= Exercise aim =
The required output is the complete data, repeated without alteration.

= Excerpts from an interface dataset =

+ + +

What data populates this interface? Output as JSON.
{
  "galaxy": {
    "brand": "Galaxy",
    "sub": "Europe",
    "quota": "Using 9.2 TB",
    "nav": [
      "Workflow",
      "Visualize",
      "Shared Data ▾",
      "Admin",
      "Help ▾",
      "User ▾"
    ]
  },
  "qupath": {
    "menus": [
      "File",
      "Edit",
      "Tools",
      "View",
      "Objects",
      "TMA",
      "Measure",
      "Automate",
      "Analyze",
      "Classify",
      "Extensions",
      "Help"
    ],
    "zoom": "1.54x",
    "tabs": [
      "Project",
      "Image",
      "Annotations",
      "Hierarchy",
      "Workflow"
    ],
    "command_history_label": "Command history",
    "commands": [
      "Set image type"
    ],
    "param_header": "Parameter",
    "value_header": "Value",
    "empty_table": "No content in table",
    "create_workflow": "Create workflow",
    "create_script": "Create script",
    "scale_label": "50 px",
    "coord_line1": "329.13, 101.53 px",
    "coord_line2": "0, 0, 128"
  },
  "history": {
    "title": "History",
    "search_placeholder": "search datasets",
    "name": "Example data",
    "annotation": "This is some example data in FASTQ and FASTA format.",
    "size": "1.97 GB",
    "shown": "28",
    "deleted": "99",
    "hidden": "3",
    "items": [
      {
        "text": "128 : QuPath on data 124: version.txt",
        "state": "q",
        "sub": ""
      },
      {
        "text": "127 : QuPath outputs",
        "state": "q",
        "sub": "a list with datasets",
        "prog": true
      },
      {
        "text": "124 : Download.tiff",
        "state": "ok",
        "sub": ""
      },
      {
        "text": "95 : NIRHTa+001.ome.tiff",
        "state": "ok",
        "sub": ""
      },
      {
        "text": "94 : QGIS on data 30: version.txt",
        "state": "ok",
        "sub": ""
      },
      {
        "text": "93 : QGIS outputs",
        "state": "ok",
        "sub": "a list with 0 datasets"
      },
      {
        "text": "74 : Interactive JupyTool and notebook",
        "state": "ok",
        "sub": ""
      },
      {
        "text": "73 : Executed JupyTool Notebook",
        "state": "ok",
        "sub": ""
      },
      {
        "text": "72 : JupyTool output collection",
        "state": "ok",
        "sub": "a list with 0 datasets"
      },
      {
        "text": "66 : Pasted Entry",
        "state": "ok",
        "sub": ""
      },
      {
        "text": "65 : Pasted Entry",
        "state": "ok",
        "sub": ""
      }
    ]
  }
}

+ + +

= Solution for this task =
What data populates this interface? Output as JSON.
{
  "galaxy": {
    "brand": "Galaxy",
    "sub": "Europe",
    "quota": "Using 9.2 TB",
    "nav": [
      "Workflow",
      "Visualize",
      "Shared Data ▾",
      "Admin",
      "Help ▾",
      "User ▾"
    ]
  },
  "qupath": {
    "menus": [
      "File",
      "Edit",
      "Tools",
      "View",
      "Objects",
      "TMA",
      "Measure",
      "Automate",
      "Analyze",
      "Classify",
      "Extensions",
      "Help"
    ],
    "zoom": "1.54x",
    "tabs": [
      "Project",
      "Image",
      "Annotations",
      "Hierarchy",
      "Workflow"
    ],
    "command_history_label": "Command history",
    "commands": [
      "Set image type"
    ],
    "param_header": "Parameter",
    "value_header": "Value",
    "empty_table": "No content in table",
    "create_workflow": "Create workflow",
    "create_script": "Create script",
    "scale_label": "50 px",
    "coord_line1": "329.13, 101.53 px",
    "coord_line2": "0, 0, 128"
  },
  "history": {
    "title": "History",
    "search_placeholder": "search datasets",
    "name": "Example data",
    "annotation": "This is some example data in FASTQ and FASTA format.",
    "size": "1.97 GB",
    "shown": "28",
    "deleted": "99",
    "hidden": "3",
    "items": [
      {
        "text": "128 : QuPath on data 124: version.txt",
        "state": "q",
        "sub": ""
      },
      {
        "text": "127 : QuPath outputs",
        "state": "q",
        "sub": "a list with datasets",
        "prog": true
      },
      {
        "text": "124 : Download.tiff",
        "state": "ok",
        "sub": ""
      },
      {
        "text": "95 : NIRHTa+001.ome.tiff",
        "state": "ok",
        "sub": ""
      },
      {
        "text": "94 : QGIS on data 30: version.txt",
        "state": "ok",
        "sub": ""
      },
      {
        "text": "93 : QGIS outputs",
        "state": "ok",
        "sub": "a list with 0 datasets"
      },
      {
        "text": "74 : Interactive JupyTool and notebook",
        "state": "ok",
        "sub": ""
      },
      {
        "text": "73 : Executed JupyTool Notebook",
        "state": "ok",
        "sub": ""
      },
      {
        "text": "72 : JupyTool output collection",
        "state": "ok",
        "sub": "a list with 0 datasets"
      },
      {
        "text": "66 : Pasted Entry",
        "state": "ok",
        "sub": ""
      },
      {
        "text": "65 : Pasted Entry",
        "state": "ok",
        "sub": ""
      }
    ]
  }
}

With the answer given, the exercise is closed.